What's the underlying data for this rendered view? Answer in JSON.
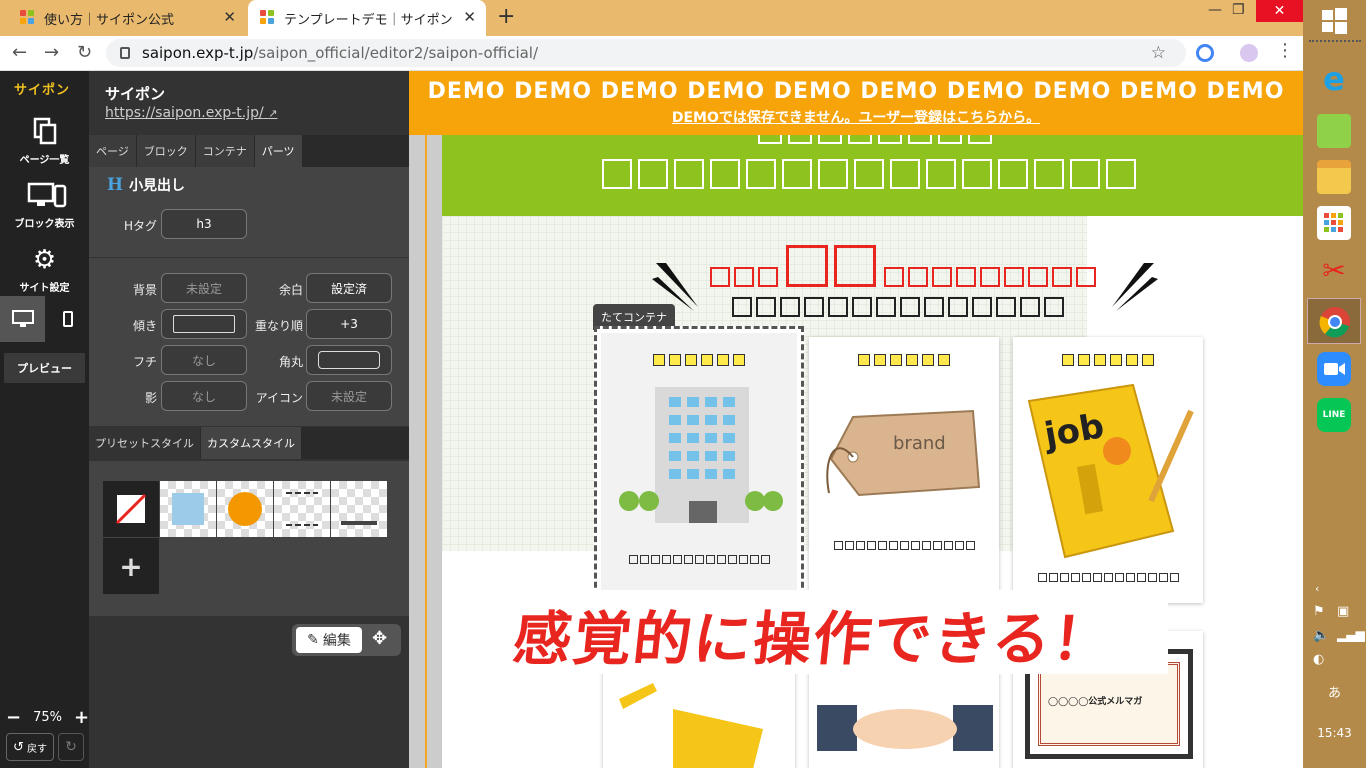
{
  "browser": {
    "tabs": [
      {
        "title": "使い方｜サイポン公式",
        "active": false
      },
      {
        "title": "テンプレートデモ｜サイポン",
        "active": true
      }
    ],
    "url_host": "saipon.exp-t.jp",
    "url_path": "/saipon_official/editor2/saipon-official/"
  },
  "leftnav": {
    "logo": "サイポン",
    "items": [
      "ページ一覧",
      "ブロック表示",
      "サイト設定"
    ],
    "preview": "プレビュー",
    "zoom": "75%",
    "undo": "戻す"
  },
  "panel": {
    "site_name": "サイポン",
    "site_url": "https://saipon.exp-t.jp/",
    "tabs": [
      "ページ",
      "ブロック",
      "コンテナ",
      "パーツ"
    ],
    "section_title": "小見出し",
    "section_icon": "H",
    "htag_label": "Hタグ",
    "htag_value": "h3",
    "fields": {
      "bg_label": "背景",
      "bg_value": "未設定",
      "margin_label": "余白",
      "margin_value": "設定済",
      "tilt_label": "傾き",
      "zorder_label": "重なり順",
      "zorder_value": "+3",
      "border_label": "フチ",
      "border_value": "なし",
      "radius_label": "角丸",
      "shadow_label": "影",
      "shadow_value": "なし",
      "icon_label": "アイコン",
      "icon_value": "未設定"
    },
    "style_tabs": [
      "プリセットスタイル",
      "カスタムスタイル"
    ],
    "edit_label": "編集"
  },
  "canvas": {
    "demo_banner": "DEMO DEMO DEMO DEMO DEMO DEMO DEMO DEMO DEMO DEMO",
    "demo_notice": "DEMOでは保存できません。ユーザー登録はこちらから。",
    "container_tag": "たてコンテナ",
    "card_images": [
      "building-illustration",
      "brand-tag-illustration",
      "job-book-illustration"
    ],
    "brand_text": "brand",
    "job_text": "job",
    "slogan": "感覚的に操作できる！",
    "mailmag_text": "◯◯◯◯公式メルマガ"
  },
  "taskbar": {
    "time": "15:43",
    "ime": "あ"
  },
  "colors": {
    "accent_orange": "#f7a30a",
    "green": "#8dc21f",
    "slogan_red": "#e8251f"
  }
}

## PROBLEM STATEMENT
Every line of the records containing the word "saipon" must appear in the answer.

## ANSWER AREA
    "url_host": "saipon.exp-t.jp",
    "url_path": "/saipon_official/editor2/saipon-official/"
    "site_url": "https://saipon.exp-t.jp/",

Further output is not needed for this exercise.